I didn’t say this was going to be a happy post. But sometimes looking at the darker sides of a career, we can learn how to improve it. Avoid the potholes in the future. And perhaps build a more stable career and life platform.
And for the purpose of this post, “fired” is used as a general term. It includes being laid off, let go, terminated, separated or any other jargon used by a company to indicate the end of a working relationship.
So here are 10 ways:
1. Doing something stupid – It’s true that smart people do stupid things. The “less than smart” do them too. It could involve alcohol, a work affair, a fight, using work equipment to host inappropriate pictures or sending a scathing email as a reply to all suicide note. I’ve seen all these. Dumb things occur on the job and in job interviews.
2. Questioning authority – Some of us simply don’t like taking direction. We have our own ideas about how things should get done. Or we have a desire to see our own ideas warming in the morning sun. So we question authority until it’s our turn. Something that drove Pete Cashmore, the founder of Mashable. Of course most bosses don’t want this characteristic in most roles. So you won’t last long. And, in the end, that might be a good thing.
3. Hating their job – With all the focus on doing what you love, it’s not surprising that our everyday job might start to feel slow, dull and omnipresent. And with this economy, many people are staying in jobs longer than they should. Or they aren’t being as well appreciated with so many people clamoring for jobs. So they show their distaste through a lack of effort or poor quality work. Or a really high score on Angry Birds. And the “lack of” gets noticed.
4. Hating their boss – In a tough economy, there’s a lot of pressure on bosses to deliver. And with fewer staff slots in the budget, that becomes increasingly difficult. Combine that with the general lack of good personnel managers in some companies, and you get an environment that facilitates frustration. Of course, there are good bosses who are hated for other reasons. Like asking people to do work (as they should) in a job they don’t love (see 3. above).
5. Having a bad attitude – This one’s a deal breaker across so many parts of life. Having a positive attitude in life draws people closer to you. Staying positive during job search is crucial too. So if you have a bad attitude and allow others to see it (or worse draw others into your negative world), don’t be surprised to be called out for it. And, over time, to be fired for it.
6. Not doing the job – Of course this one sounds most obvious. But there are some real subtleties here. Because it is not always clear what the job is that needs to get done. And some bosses don’t figure out your transgression right away. So it takes months of meetings for them to make a decision. But you have to figure out what your boss needs from you. And what will make them smile each week during your status meeting.
7. Following the work down – You were hired to do x. If you consistently do x-1 or x-3, there will be a problem. What does it mean to follow the work down? It means you are more inclined or more comfortable doing the detail work instead of the strategic work that really needs to get done. You are especially at risk if you don’t have any direct reports and aren’t good or able to delegate the small stuff. This is one of the most difficult firings to accept. Because you were working really hard.

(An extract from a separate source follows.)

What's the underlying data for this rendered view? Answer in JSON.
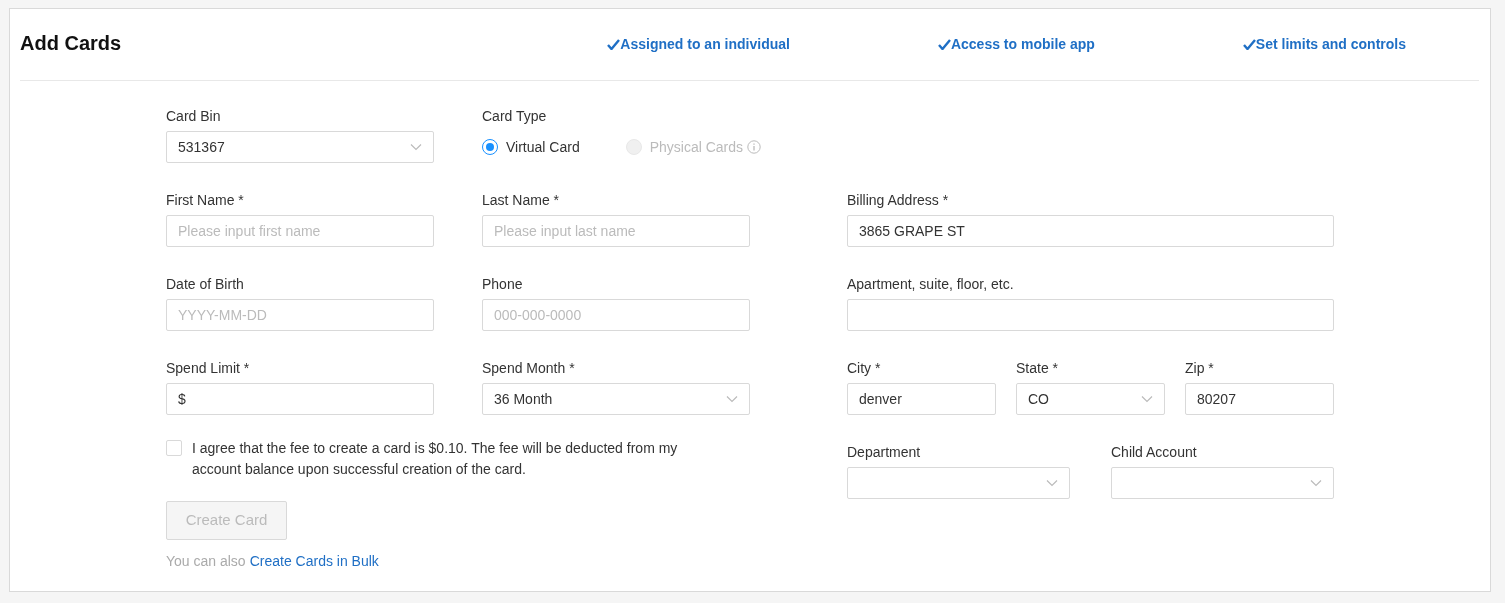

8. No longer relevant – How do you stay relevant? And what is the impact if you don’t keep your skills fresh and interesting? When budgets get tight or when bosses go looking to deliver on spending cuts, the first question is “who can we run this business without?”. It could be that you are doing a job that can be replaced by someone younger or a piece of software. Don’t let that happen to you. At least be aware that it’s possible and have a plan B.
9. Natural ebb and flow – Sometimes the answer is not clear. A firing is just the result of normal business. Which can include an acquisition, a re-structuring or a new owner. These changes are hard to predict and often are a result of no issues on the part of the employee. These can be the most frustrating firings because they leave people questioning the “reason why” they were let go and often the company can’t offer a good explanation as to “why you”.
10. You were meant for something better – I believe this is true for a lot of people. And if you ask people who were fired about their experience and psychology, there is a slow realization that maybe it was the right result for them. Many find better jobs and build a really strong network after termination. And realize months later that the company did them a favor. Of course this is not always the case. Sometimes it is not better. But so many I’ve met, do tell a more positive story. About becoming a better person as a result of being fired. Because it forced them to think about what they really wanted. It forced a career re-shuffling.
Of course there are more than 10 reasons. There are probably hundreds of reasons if you look at all the situations that arise today. If you are in transition today or have reason to believe you might be soon, take action now to understand your firing and make peace with it, work to prevent it or prepare yourself for it.
What are the ways that most ring true for you?
Thanks CarbonNYC for the photo via Flickr
Written by: Tim Tyrell-Smith
Tags: business | courses | draw people | employment | fired | firing | got fired | hartman personality profile | job interview | lot | management | people | reason | reasons | smart people | social psychology | stays | termination of employment | why
Categories: Career Advice